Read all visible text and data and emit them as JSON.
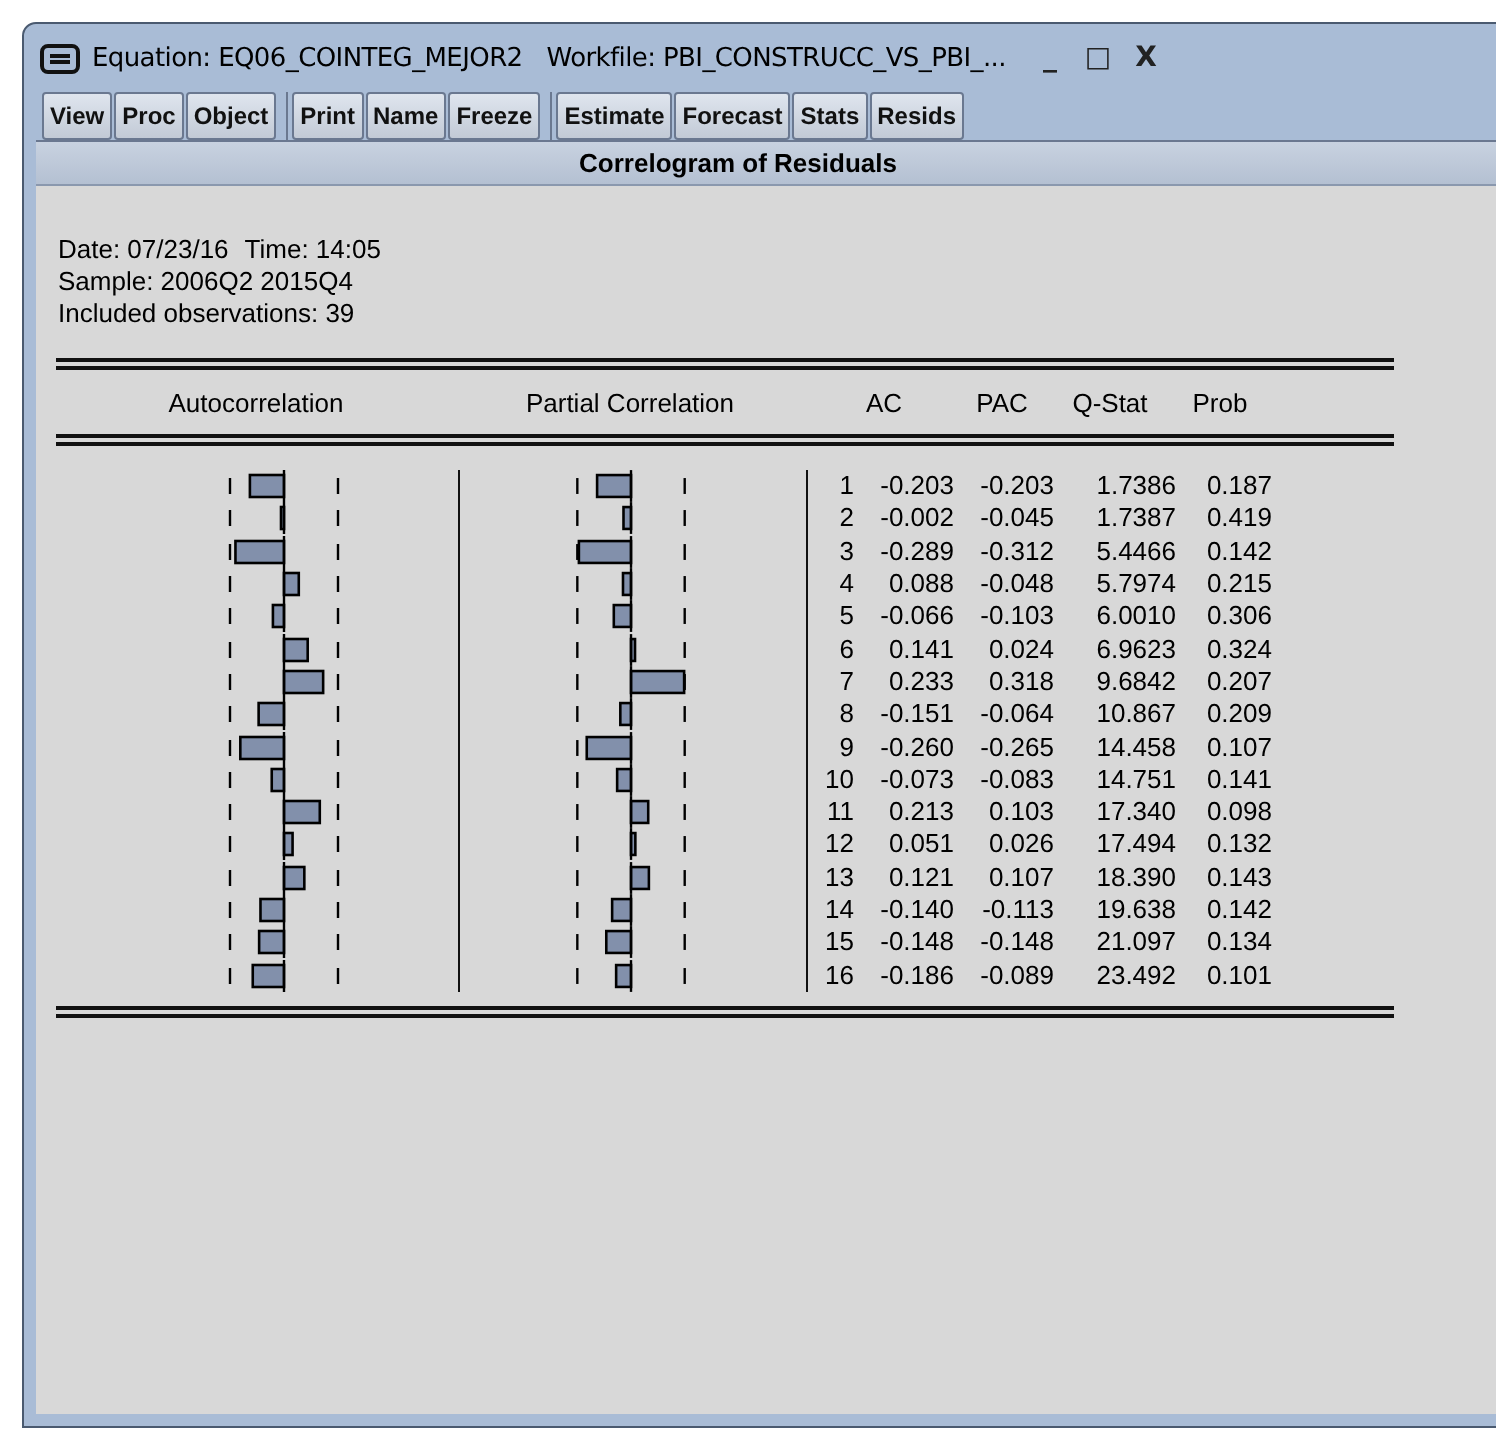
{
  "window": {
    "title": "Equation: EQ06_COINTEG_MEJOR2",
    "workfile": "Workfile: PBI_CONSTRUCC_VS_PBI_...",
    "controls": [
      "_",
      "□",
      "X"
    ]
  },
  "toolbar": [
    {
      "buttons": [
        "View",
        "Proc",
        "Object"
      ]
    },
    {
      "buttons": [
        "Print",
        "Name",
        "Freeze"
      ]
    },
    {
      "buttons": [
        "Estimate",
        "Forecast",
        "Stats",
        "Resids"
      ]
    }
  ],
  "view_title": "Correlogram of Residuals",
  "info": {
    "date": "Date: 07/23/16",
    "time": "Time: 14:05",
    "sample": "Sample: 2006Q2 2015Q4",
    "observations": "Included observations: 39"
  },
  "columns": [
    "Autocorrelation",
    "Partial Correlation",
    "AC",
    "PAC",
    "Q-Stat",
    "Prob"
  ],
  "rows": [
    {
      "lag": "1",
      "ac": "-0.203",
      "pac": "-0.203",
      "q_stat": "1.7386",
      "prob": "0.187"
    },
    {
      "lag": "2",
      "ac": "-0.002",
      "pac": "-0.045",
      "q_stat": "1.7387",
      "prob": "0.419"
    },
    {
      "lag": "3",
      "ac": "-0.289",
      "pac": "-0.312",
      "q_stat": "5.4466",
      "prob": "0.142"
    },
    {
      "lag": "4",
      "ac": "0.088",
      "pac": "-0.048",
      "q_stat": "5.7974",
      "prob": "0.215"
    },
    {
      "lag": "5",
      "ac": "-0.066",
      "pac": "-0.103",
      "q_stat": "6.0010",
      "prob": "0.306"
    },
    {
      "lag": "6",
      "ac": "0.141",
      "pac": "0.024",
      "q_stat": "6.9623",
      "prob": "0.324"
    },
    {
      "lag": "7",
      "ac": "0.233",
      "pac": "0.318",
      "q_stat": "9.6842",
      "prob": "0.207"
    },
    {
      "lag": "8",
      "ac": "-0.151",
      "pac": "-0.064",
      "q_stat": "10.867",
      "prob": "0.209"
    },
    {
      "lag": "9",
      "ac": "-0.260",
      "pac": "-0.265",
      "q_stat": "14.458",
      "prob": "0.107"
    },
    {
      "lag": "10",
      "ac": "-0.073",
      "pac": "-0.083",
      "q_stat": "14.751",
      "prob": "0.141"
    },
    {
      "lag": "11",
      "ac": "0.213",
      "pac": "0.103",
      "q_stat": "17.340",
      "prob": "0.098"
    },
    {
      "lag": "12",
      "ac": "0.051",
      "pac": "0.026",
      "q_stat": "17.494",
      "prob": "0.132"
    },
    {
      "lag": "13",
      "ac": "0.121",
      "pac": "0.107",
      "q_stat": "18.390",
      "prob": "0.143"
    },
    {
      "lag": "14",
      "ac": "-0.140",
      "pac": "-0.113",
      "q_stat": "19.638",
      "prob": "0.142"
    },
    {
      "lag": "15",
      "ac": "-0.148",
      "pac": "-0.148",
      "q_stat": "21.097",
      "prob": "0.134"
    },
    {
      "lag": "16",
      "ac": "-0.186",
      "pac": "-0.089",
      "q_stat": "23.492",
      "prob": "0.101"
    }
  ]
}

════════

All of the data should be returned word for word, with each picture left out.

Read all visible text and data and emit them as JSON.
{
  "window": {
    "title": "Equation: EQ06_COINTEG_MEJOR2",
    "workfile": "Workfile: PBI_CONSTRUCC_VS_PBI_...",
    "controls": [
      "_",
      "□",
      "X"
    ]
  },
  "toolbar": [
    {
      "buttons": [
        "View",
        "Proc",
        "Object"
      ]
    },
    {
      "buttons": [
        "Print",
        "Name",
        "Freeze"
      ]
    },
    {
      "buttons": [
        "Estimate",
        "Forecast",
        "Stats",
        "Resids"
      ]
    }
  ],
  "view_title": "Correlogram of Residuals",
  "info": {
    "date": "Date: 07/23/16",
    "time": "Time: 14:05",
    "sample": "Sample: 2006Q2 2015Q4",
    "observations": "Included observations: 39"
  },
  "columns": [
    "Autocorrelation",
    "Partial Correlation",
    "AC",
    "PAC",
    "Q-Stat",
    "Prob"
  ],
  "rows": [
    {
      "lag": "1",
      "ac": "-0.203",
      "pac": "-0.203",
      "q_stat": "1.7386",
      "prob": "0.187"
    },
    {
      "lag": "2",
      "ac": "-0.002",
      "pac": "-0.045",
      "q_stat": "1.7387",
      "prob": "0.419"
    },
    {
      "lag": "3",
      "ac": "-0.289",
      "pac": "-0.312",
      "q_stat": "5.4466",
      "prob": "0.142"
    },
    {
      "lag": "4",
      "ac": "0.088",
      "pac": "-0.048",
      "q_stat": "5.7974",
      "prob": "0.215"
    },
    {
      "lag": "5",
      "ac": "-0.066",
      "pac": "-0.103",
      "q_stat": "6.0010",
      "prob": "0.306"
    },
    {
      "lag": "6",
      "ac": "0.141",
      "pac": "0.024",
      "q_stat": "6.9623",
      "prob": "0.324"
    },
    {
      "lag": "7",
      "ac": "0.233",
      "pac": "0.318",
      "q_stat": "9.6842",
      "prob": "0.207"
    },
    {
      "lag": "8",
      "ac": "-0.151",
      "pac": "-0.064",
      "q_stat": "10.867",
      "prob": "0.209"
    },
    {
      "lag": "9",
      "ac": "-0.260",
      "pac": "-0.265",
      "q_stat": "14.458",
      "prob": "0.107"
    },
    {
      "lag": "10",
      "ac": "-0.073",
      "pac": "-0.083",
      "q_stat": "14.751",
      "prob": "0.141"
    },
    {
      "lag": "11",
      "ac": "0.213",
      "pac": "0.103",
      "q_stat": "17.340",
      "prob": "0.098"
    },
    {
      "lag": "12",
      "ac": "0.051",
      "pac": "0.026",
      "q_stat": "17.494",
      "prob": "0.132"
    },
    {
      "lag": "13",
      "ac": "0.121",
      "pac": "0.107",
      "q_stat": "18.390",
      "prob": "0.143"
    },
    {
      "lag": "14",
      "ac": "-0.140",
      "pac": "-0.113",
      "q_stat": "19.638",
      "prob": "0.142"
    },
    {
      "lag": "15",
      "ac": "-0.148",
      "pac": "-0.148",
      "q_stat": "21.097",
      "prob": "0.134"
    },
    {
      "lag": "16",
      "ac": "-0.186",
      "pac": "-0.089",
      "q_stat": "23.492",
      "prob": "0.101"
    }
  ]
}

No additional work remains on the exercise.